|US20110081601 *||Feb 19, 2009||Apr 7, 2011||Carl Freudenberg Kg||Nonwoven Fabric Having Cross-Linking Material|
|US20110225848 *||Sep 22, 2011||Solid Water Holdings||Running shoes, hiking shoes and boots, snowboard boots, alpine boots, hiking boots, and the like, having waterproof/breathable moisture transfer characteristics|
|USH1750 *||Mar 6, 1997||Sep 1, 1998||Dobrin; George Christopher||Absorbent article having a breathable backsheet|
|U.S. Classification||442/394, 427/245, 427/365, 442/417, 427/389.9, 428/327, 428/323|
|International Classification||D06M101/16, D06M13/08, D06N3/00, D06M13/02, D06M11/00, D06M101/30, D06M23/10, D06N7/00, D06M15/70, D06M13/525, D06M13/432, D06M17/00, B32B27/12, D06M101/00, A61F13/15|
|Cooperative Classification||Y10T442/674, Y10T442/699, D06N7/00, A61F13/5148, D06N3/0061, A61F2013/51443, B32B27/12, D06N3/0054, Y10T428/254, Y10T428/25|
|European Classification||A61F13/514C2A, D06N7/00, B32B27/12, D06N3/00E4, D06N3/00D8|
|Sep 22, 1989||AS||Assignment|
Owner name: MITSUI TOATSU CHEMICALS, INC., 2-5, KASUMIGASEKI 3
Free format text: ASSIGNMENT OF ASSIGNORS INTEREST.;ASSIGNORS:YANAGIHARA, TAKESHI;HONDA, TSUGIO;NAKANO, MAKOTO;AND OTHERS;REEL/FRAME:005148/0054
Effective date: 19880704
Owner name: UNI.CHARM CORPORATION, 182 SHIMOBON, KINSEI-CHO, K
Free format text: ASSIGNMENT OF ASSIGNORS INTEREST.;ASSIGNORS:YANAGIHARA, TAKESHI;HONDA, TSUGIO;NAKANO, MAKOTO;AND OTHERS;REEL/FRAME:005148/0054
Effective date: 19880704
|Nov 16, 1993||CC||Certificate of correction|
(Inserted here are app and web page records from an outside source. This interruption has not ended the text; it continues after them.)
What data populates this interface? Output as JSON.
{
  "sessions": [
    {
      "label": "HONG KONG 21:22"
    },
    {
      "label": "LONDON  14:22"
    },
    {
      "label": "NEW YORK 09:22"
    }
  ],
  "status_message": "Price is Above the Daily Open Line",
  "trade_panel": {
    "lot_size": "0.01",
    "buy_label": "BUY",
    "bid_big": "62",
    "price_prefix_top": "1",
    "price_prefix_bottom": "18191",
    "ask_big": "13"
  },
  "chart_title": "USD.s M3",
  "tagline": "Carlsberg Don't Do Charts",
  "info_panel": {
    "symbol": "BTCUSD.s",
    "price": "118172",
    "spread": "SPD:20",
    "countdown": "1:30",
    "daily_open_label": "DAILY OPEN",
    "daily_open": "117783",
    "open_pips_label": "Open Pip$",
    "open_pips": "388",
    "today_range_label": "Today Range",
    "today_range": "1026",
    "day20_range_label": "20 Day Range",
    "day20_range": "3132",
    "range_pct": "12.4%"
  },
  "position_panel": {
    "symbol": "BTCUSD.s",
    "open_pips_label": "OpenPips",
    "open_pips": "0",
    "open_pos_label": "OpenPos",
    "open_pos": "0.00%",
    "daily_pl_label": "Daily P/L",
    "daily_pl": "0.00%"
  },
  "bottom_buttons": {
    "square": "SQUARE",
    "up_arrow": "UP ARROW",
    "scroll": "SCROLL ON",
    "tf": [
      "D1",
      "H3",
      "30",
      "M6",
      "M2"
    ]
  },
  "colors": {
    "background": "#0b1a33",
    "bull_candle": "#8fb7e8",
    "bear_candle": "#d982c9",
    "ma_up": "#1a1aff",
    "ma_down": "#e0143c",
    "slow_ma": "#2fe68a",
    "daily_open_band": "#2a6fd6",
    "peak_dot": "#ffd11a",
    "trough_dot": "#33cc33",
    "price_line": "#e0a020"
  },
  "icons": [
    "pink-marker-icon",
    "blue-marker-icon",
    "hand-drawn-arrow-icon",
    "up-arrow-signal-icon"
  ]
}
|Jun 27, 1994||FPAY||Fee payment|
Year of fee payment: 4
|Jun 29, 1998||FPAY||Fee payment|
Year of fee payment: 8
|Jun 13, 2002||FPAY||Fee payment|
Year of fee payment: 12